- The Monthly Economic Crisis Support Act would provide a $2,000 monthly stimulus check for individuals and up to three dependents for at least six months. The income limits for this proposal are different than the CARES Act. You can learn more in this Monthly Economic Crisis Support Act Overview.
These proposals would offer welcome financial relief for many individuals, but they would come with a massive cost. We have estimated that a $2,000 monthly stimulus check could cost anywhere from $3 trillion up to $10 trillion.
Odds of Passing? Next to zero. The cost of these programs is simply too high. And while a monthly stimulus check would provide ongoing support, there are more efficient and cost-effective methods of sending money to those who need it, as opposed to sending it to everyone. Here are more reasons why these $2,000 monthly stimulus checks are unlikely to be passed.
Other Current Stimulus Proposals
There have been several other proposals in Congress. Here are some of the more high-profile proposals to date:
- The Rent and Mortgage Cancellation Act would cancel rent and mortgage payments for an individual’s primary residence for up to one year, with a limit of one per household. Rent and mortgage payments would be paid for by the Rental Property Relief Fund and the Home Lenders Relief Fund, both of which would be created by the Act and would be managed by the Department of Housing and Urban Development. You can learn more in this Rent and Cancellation Act overview.
- The Getting America Back to Work Act would provide a payroll tax rebate that covers 80 percent of payroll expenses, enabling businesses to more easily hire and retain employees.
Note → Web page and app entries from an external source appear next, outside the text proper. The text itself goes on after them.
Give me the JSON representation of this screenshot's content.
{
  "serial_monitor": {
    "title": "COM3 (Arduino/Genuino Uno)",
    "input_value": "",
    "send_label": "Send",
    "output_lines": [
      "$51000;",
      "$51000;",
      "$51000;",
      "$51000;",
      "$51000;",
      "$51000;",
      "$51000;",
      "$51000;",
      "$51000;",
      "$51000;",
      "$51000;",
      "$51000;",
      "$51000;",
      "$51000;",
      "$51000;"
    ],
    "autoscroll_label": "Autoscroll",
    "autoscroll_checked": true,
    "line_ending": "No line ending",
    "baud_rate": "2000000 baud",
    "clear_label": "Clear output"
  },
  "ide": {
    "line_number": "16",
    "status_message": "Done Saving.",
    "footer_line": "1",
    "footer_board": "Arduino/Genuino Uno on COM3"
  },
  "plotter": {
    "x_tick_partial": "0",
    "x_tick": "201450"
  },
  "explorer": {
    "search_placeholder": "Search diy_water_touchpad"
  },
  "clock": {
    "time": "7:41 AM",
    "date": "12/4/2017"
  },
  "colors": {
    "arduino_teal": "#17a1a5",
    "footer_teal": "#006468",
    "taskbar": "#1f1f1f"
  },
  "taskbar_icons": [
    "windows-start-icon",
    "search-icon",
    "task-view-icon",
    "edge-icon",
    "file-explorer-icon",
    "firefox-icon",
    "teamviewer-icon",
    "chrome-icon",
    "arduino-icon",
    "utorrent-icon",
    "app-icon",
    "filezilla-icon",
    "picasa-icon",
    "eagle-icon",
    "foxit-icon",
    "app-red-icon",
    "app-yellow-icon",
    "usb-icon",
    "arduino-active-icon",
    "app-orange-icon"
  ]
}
You can read the proposal here.
- The American Tax Rebate and Incentive Program (TRIP) Act would offer a $4,000 tax credit per adult (plus $500 per qualifying child) to take a vacation at least 50 miles away from home.
Odds of Passing? The Rent and Mortgage Cancellation Act and the TRIP Act both have little chance of being passed. However, there have been several discussions about payroll tax waivers and similar tax cuts to promote hiring and employee retention. This bill, or a similar proposal, has some chance of being passed in the next stimulus package.
Other Possibilities for the Next Stimulus Package
Several government officials have given statements or hinted at what they believe the next stimulus package will include. While there is support for a second stimulus check, it is not universal. In general, the Democrats are more in favor of a second stimulus check, while the Republicans are more inclined to provide relief through other means, such as proposals designed to improve employment.
Here is some of the coverage we have on this topic: